We’re very close to 1,000 CVE entries in the National Vulnerability Database. The NVD CVE report has nearly doubled for February with 650 vulnerability entries. Black Duck is noted as the leader in a new Wave report from Forrester Research. Why it’s a good idea to monitor app code to keep containers secure. What happens when open source meets the enterprise? A look at the changing face of open source licensing. Do 80 percent of web applications really contain security bugs?
All this and more in this week’s edition of Open Source Insight.
Open Source Security Provider Black Duck is the “Leader” in Independent Research Firm’s Assessment of Software Composition Analysis Providers
Black Duck is the only company in the “leader” category in the recently released: The Forrester Wave™: Software Composition Analysis, Q1 2017.
Software composition analysis (SCA) tools provide valuable data to security pros, legal pros, and app developers by identifying software vulnerabilities and exposing licenses for open source components.
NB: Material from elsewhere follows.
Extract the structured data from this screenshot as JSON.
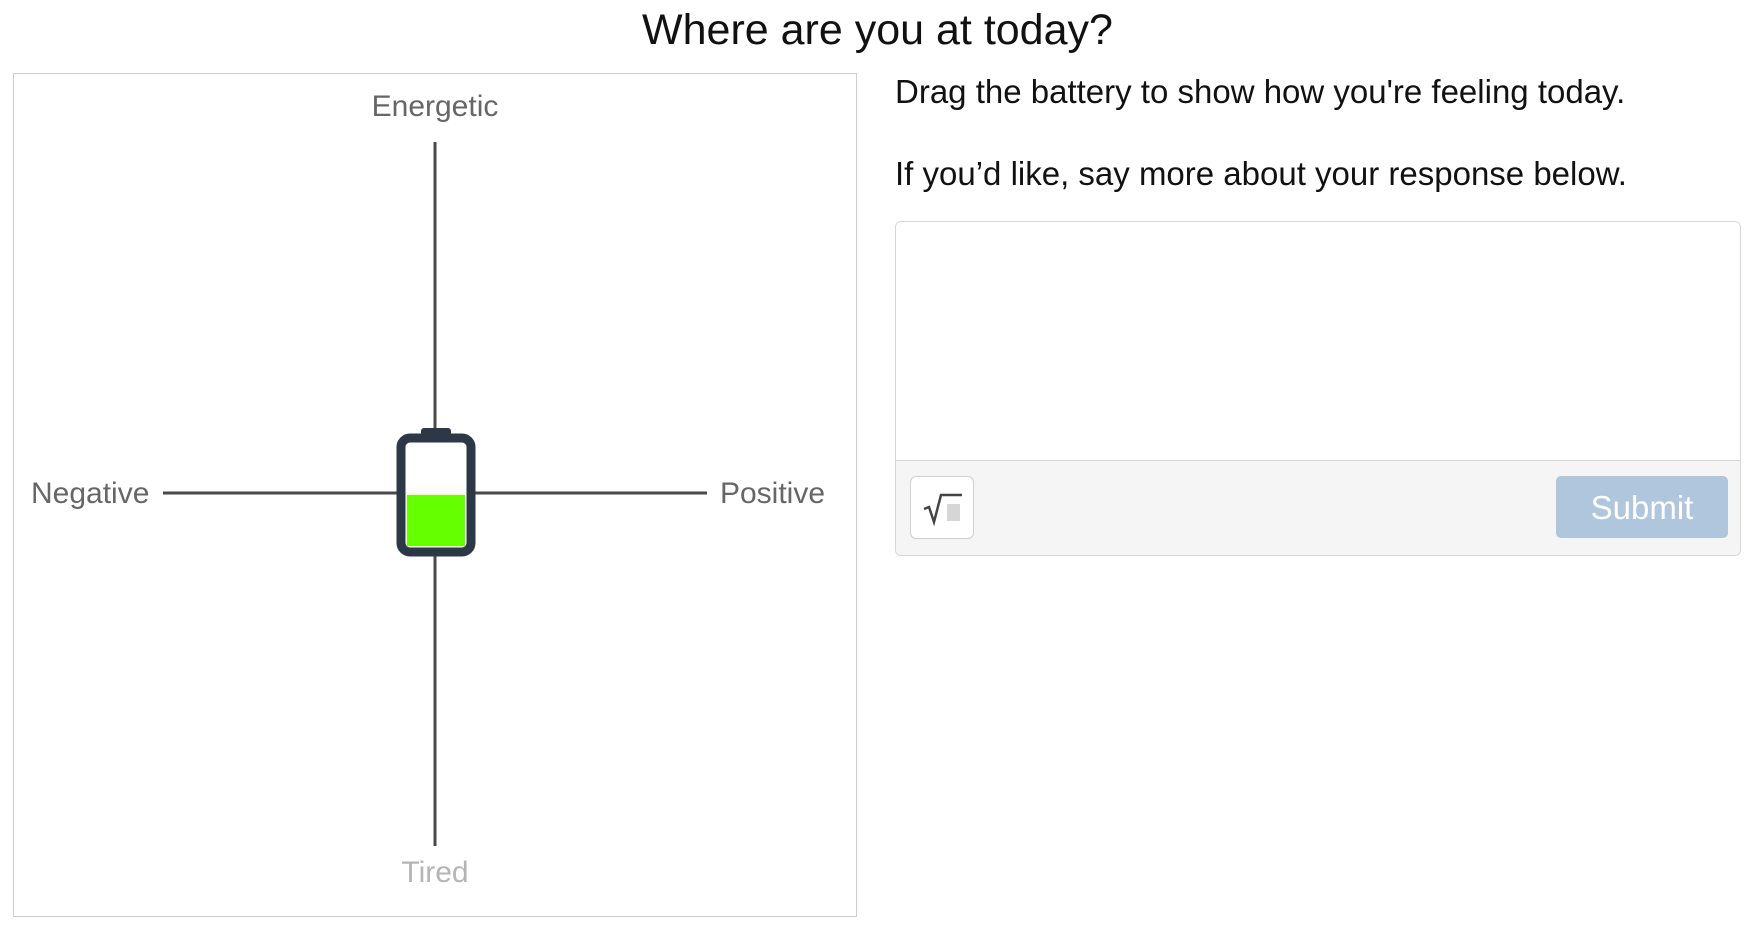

A comprehensive evaluation of “the six (SCA) providers that matter most and how they stack up,” the Forrester report assesses the current state of the software composition analysis market and provides in-depth analysis of the six providers.
Black Duck: To Keep Containers Secure, Monitor Your App Code, Too
The key to keeping containers secure is to think about the software running inside them, not just the software that hosts them. That’s the message Black Duck Software is aiming to send as adoption of container software increases.
In a discussion with Container Journal about container security, Black Duck said that “increasing container security means increasing the security of the applications deployed in containers.”
The company added, “Secure container frameworks are also obviously critical, but when those frameworks know nothing about the applications they encapsulate, they can’t possibly prevent well-crafted application attacks.”
When Open Source Meets the Enterprise
Via IT Business Edge: It seems that few organizations will need to convert all of their proprietary technology to open source, but open source will be desirable when it comes to supporting applications and services that are distributed across multi-platform cloud infrastructure. The biggest challenge of all will be to get these two constructs to work together.
The Changing Face of Open Source Licensing
Via DevPro: The GPL is the grandaddy of open source licenses, and is not only the license used by Linux, but is the license that gave birth to the open source movement. It was designed with the purpose of giving computer users control of their machines, guaranteeing that software would be freely available and modifiable by users. It has served that purpose well. It is also the backbone upon which enterprise adoption of open source is based, and being compatible with the GPL is considered to be a requirement for all open source licenses.
80% Of Web Applications Contain at Least One Security Bug
A new study on Web application vulnerabilities by security software firm Contrast Security shows that sensitive data exposure affects 69% of these applications and is responsible for 26% of all vulnerabilities, reports DarkReading. Some 80% of applications contain at least one flaw, with an average of 45 vulnerabilities per application: 55% are affected by cross-site request forgery and 37% suffered from security misconfiguration.